This intriguing new title invites students to walk with the dinosaurs, learning about what they looked like, what they ate, and how they lived. From fossilized teeth to ancient footprints, students will explore how studying the different parts of a dinosaur fossil show paleontologists how these amazing creatures lived before their mass extinction over 65 million years ago.
Readers will discover that the natural element carbon is found in all living things, including people. This fascinating book explains how the Earths supply of carbon moves among Earth's oceans, atmosphere, ecosystem, and geosphere in a process called the carbon cycle. Accessible text and detailed images help explain such processes as photosynthesis, respiration, and decomposition. Feature boxes highlight examples of the ways in which human activity, such as burning fossil fuels, releases too much carbon dioxide into the air disrupting the balance of the carbon cycle. Readers are encouraged to find ways to take action and find solutions.
While today most food is bought from a grocery store, many years ago food was grown and harvested on the family farm. This informative title examines different types of foods eaten and how they were produced from the olden days to the present.
This exciting title provides students with a comparative look between a modern-day classroom and a one-room schoolhouse from long ago. From slates to whiteboards, question boxes encourage students to compare and contrast how they learn today with how students learned long ago.
How are todays toys and games different from those in the past? This informative title compares the pastimes and playthings of the olden days to the modern games and toys kids love today. Simple text and engaging pictures aid students in their comparison of two different time periods.
From wagons and steamboats to hybrid cars and ferries, all modes of transportation have changed significantly over time. Historical photographs and accessible text combine to help young readers compare and contrast transportation from past to present.
The way we communicate with others is continuously changing as technology evolves. From telephone operators to Skype, this book examines how and why communication has progressed since the early 19th century. Critical thinking is encouraged through spread-by-spread comparisons of mail to email and everything in between.
Once upon a time, doctors made house calls, fire trucks were pulled by horses, and the milkman delivered fresh milk right to peoples doors. In this innovative title, students will love learning about their favorite community helpers and how their jobs have evolved over time.

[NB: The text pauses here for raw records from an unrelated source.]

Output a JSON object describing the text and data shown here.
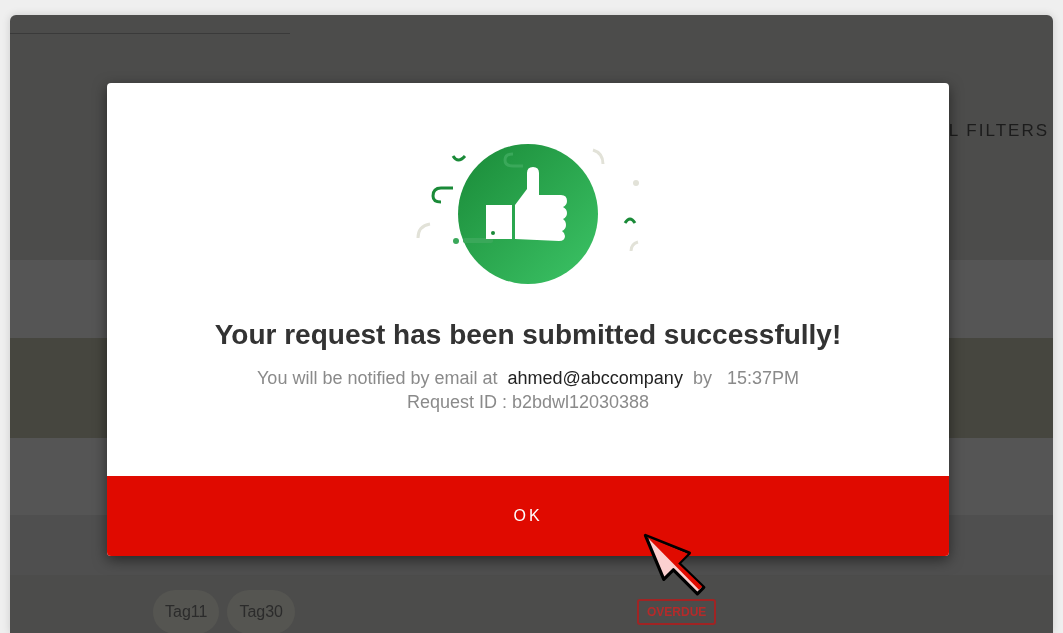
{
  "background_page": {
    "filter_label": "L FILTERS",
    "tags": [
      "Tag11",
      "Tag30"
    ],
    "status_badge": "OVERDUE"
  },
  "dialog": {
    "title": "Your request has been submitted successfully!",
    "message_prefix": "You will be notified by email at",
    "email": "ahmed@abccompany",
    "message_by": "by",
    "time": "15:37PM",
    "request_id": "Request ID : b2bdwl12030388",
    "ok_button": "OK"
  }
}
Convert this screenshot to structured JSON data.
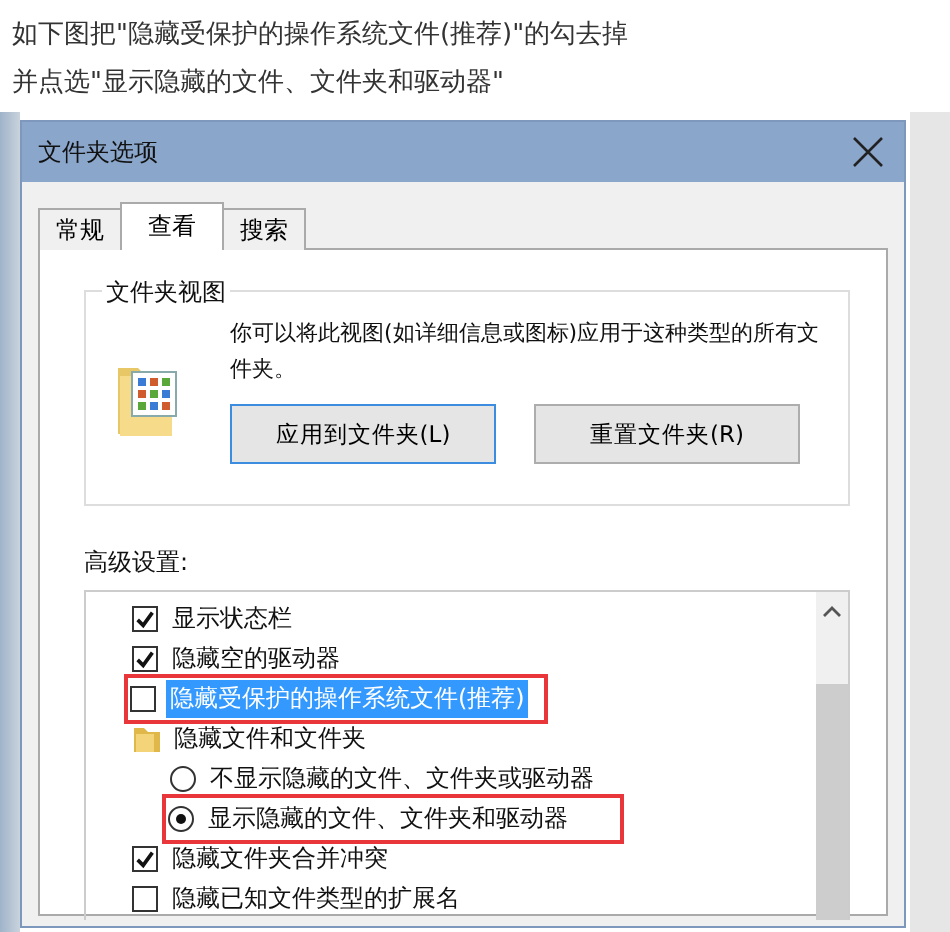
{
  "instructions": [
    "如下图把\"隐藏受保护的操作系统文件(推荐)\"的勾去掉",
    "并点选\"显示隐藏的文件、文件夹和驱动器\""
  ],
  "dialog": {
    "title": "文件夹选项",
    "tabs": [
      {
        "label": "常规",
        "selected": false
      },
      {
        "label": "查看",
        "selected": true
      },
      {
        "label": "搜索",
        "selected": false
      }
    ],
    "folder_views": {
      "legend": "文件夹视图",
      "description": "你可以将此视图(如详细信息或图标)应用于这种类型的所有文件夹。",
      "buttons": [
        {
          "label": "应用到文件夹(L)",
          "focused": true
        },
        {
          "label": "重置文件夹(R)",
          "focused": false
        }
      ]
    },
    "advanced": {
      "label": "高级设置:",
      "items": [
        {
          "kind": "checkbox",
          "label": "显示状态栏",
          "checked": true,
          "selected": false,
          "marked": false
        },
        {
          "kind": "checkbox",
          "label": "隐藏空的驱动器",
          "checked": true,
          "selected": false,
          "marked": false
        },
        {
          "kind": "checkbox",
          "label": "隐藏受保护的操作系统文件(推荐)",
          "checked": false,
          "selected": true,
          "marked": true
        },
        {
          "kind": "folder",
          "label": "隐藏文件和文件夹",
          "children": [
            {
              "kind": "radio",
              "label": "不显示隐藏的文件、文件夹或驱动器",
              "checked": false,
              "selected": false,
              "marked": false
            },
            {
              "kind": "radio",
              "label": "显示隐藏的文件、文件夹和驱动器",
              "checked": true,
              "selected": false,
              "marked": true
            }
          ]
        },
        {
          "kind": "checkbox",
          "label": "隐藏文件夹合并冲突",
          "checked": true,
          "selected": false,
          "marked": false
        },
        {
          "kind": "checkbox",
          "label": "隐藏已知文件类型的扩展名",
          "checked": false,
          "selected": false,
          "marked": false
        }
      ]
    }
  }
}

Every year on June 19th, people of all backgrounds celebrate the day that African Americans were freed from slavery in the United States. People mark the occasion by gathering at parks for picnics and to hear music. There are even rodeos that celebrate famous black cowboys! Young readers will be fascinated to learn about the history of the Civil War and the law that freed the slaves.
This exciting book follows the travels of Viking explorer Leif Eriksson from Iceland to Greenland and on to North America. Historical information and high-interest fact boxes are presented in a tabloid-news style that guides readers through major voyages, explorations, and discoveries. Topics include what led Eriksson to sail west, Viking exploration, life on Viking longships, North American settlements, and Eriksson's legacy.
This entertaining book follows the travels of Americans Meriwether Lewis and William Clark, explorers of the American West. Historical information and high-interest fact boxes are presented in an entertaining tabloid style that guides readers through a voyage of discovery. Topics include what led Lewis and Clark to become explorers, colonies in North America, The Corps of Discovery, and Sacagawea.